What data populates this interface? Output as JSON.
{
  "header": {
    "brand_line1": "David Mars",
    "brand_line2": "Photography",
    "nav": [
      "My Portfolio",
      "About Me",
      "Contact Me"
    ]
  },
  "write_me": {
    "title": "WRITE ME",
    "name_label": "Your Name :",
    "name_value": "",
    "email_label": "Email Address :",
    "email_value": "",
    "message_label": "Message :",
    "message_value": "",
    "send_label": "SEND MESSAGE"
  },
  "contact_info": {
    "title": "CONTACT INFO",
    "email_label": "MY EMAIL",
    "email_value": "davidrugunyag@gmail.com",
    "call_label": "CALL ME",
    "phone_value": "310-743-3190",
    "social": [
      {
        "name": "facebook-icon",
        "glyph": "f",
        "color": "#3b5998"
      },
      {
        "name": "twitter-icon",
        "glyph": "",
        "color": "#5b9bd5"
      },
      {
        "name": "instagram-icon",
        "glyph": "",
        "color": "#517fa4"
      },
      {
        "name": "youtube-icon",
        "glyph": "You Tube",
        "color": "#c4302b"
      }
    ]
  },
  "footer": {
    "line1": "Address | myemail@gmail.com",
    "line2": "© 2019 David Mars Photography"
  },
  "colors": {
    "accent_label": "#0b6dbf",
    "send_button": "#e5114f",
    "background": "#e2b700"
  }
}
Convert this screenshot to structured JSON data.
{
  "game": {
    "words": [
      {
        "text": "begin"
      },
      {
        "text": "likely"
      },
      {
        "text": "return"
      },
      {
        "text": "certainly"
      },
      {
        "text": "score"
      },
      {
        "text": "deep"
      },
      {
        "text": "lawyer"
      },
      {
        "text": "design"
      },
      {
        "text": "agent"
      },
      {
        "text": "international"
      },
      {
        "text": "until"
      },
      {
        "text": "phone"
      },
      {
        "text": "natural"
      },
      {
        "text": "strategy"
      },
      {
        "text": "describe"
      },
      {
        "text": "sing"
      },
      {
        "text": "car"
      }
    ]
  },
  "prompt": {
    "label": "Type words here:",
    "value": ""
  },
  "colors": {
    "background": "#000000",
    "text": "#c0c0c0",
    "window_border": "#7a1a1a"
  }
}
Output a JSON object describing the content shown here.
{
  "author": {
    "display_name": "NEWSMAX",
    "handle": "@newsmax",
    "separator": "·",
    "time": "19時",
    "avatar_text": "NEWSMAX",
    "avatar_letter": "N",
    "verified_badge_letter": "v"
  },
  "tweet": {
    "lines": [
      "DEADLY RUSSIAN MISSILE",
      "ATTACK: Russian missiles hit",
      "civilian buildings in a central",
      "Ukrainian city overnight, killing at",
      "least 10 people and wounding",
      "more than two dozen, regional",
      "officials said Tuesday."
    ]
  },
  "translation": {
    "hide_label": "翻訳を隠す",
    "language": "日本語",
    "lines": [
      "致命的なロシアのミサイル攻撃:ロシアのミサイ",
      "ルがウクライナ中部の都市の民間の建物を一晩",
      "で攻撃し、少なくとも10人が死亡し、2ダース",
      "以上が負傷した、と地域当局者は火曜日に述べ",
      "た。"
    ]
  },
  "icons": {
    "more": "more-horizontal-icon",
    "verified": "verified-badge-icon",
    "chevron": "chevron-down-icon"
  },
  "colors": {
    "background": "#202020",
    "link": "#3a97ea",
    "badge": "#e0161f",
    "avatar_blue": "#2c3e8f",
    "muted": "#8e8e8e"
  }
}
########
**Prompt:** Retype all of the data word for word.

**Written answer:**
What data populates this interface? Output as JSON.
{
  "header": {
    "brand_line1": "David Mars",
    "brand_line2": "Photography",
    "nav": [
      "My Portfolio",
      "About Me",
      "Contact Me"
    ]
  },
  "write_me": {
    "title": "WRITE ME",
    "name_label": "Your Name :",
    "name_value": "",
    "email_label": "Email Address :",
    "email_value": "",
    "message_label": "Message :",
    "message_value": "",
    "send_label": "SEND MESSAGE"
  },
  "contact_info": {
    "title": "CONTACT INFO",
    "email_label": "MY EMAIL",
    "email_value": "davidrugunyag@gmail.com",
    "call_label": "CALL ME",
    "phone_value": "310-743-3190",
    "social": [
      {
        "name": "facebook-icon",
        "glyph": "f",
        "color": "#3b5998"
      },
      {
        "name": "twitter-icon",
        "glyph": "",
        "color": "#5b9bd5"
      },
      {
        "name": "instagram-icon",
        "glyph": "",
        "color": "#517fa4"
      },
      {
        "name": "youtube-icon",
        "glyph": "You Tube",
        "color": "#c4302b"
      }
    ]
  },
  "footer": {
    "line1": "Address | myemail@gmail.com",
    "line2": "© 2019 David Mars Photography"
  },
  "colors": {
    "accent_label": "#0b6dbf",
    "send_button": "#e5114f",
    "background": "#e2b700"
  }
}
Convert this screenshot to structured JSON data.
{
  "game": {
    "words": [
      {
        "text": "begin"
      },
      {
        "text": "likely"
      },
      {
        "text": "return"
      },
      {
        "text": "certainly"
      },
      {
        "text": "score"
      },
      {
        "text": "deep"
      },
      {
        "text": "lawyer"
      },
      {
        "text": "design"
      },
      {
        "text": "agent"
      },
      {
        "text": "international"
      },
      {
        "text": "until"
      },
      {
        "text": "phone"
      },
      {
        "text": "natural"
      },
      {
        "text": "strategy"
      },
      {
        "text": "describe"
      },
      {
        "text": "sing"
      },
      {
        "text": "car"
      }
    ]
  },
  "prompt": {
    "label": "Type words here:",
    "value": ""
  },
  "colors": {
    "background": "#000000",
    "text": "#c0c0c0",
    "window_border": "#7a1a1a"
  }
}
Output a JSON object describing the content shown here.
{
  "author": {
    "display_name": "NEWSMAX",
    "handle": "@newsmax",
    "separator": "·",
    "time": "19時",
    "avatar_text": "NEWSMAX",
    "avatar_letter": "N",
    "verified_badge_letter": "v"
  },
  "tweet": {
    "lines": [
      "DEADLY RUSSIAN MISSILE",
      "ATTACK: Russian missiles hit",
      "civilian buildings in a central",
      "Ukrainian city overnight, killing at",
      "least 10 people and wounding",
      "more than two dozen, regional",
      "officials said Tuesday."
    ]
  },
  "translation": {
    "hide_label": "翻訳を隠す",
    "language": "日本語",
    "lines": [
      "致命的なロシアのミサイル攻撃:ロシアのミサイ",
      "ルがウクライナ中部の都市の民間の建物を一晩",
      "で攻撃し、少なくとも10人が死亡し、2ダース",
      "以上が負傷した、と地域当局者は火曜日に述べ",
      "た。"
    ]
  },
  "icons": {
    "more": "more-horizontal-icon",
    "verified": "verified-badge-icon",
    "chevron": "chevron-down-icon"
  },
  "colors": {
    "background": "#202020",
    "link": "#3a97ea",
    "badge": "#e0161f",
    "avatar_blue": "#2c3e8f",
    "muted": "#8e8e8e"
  }
}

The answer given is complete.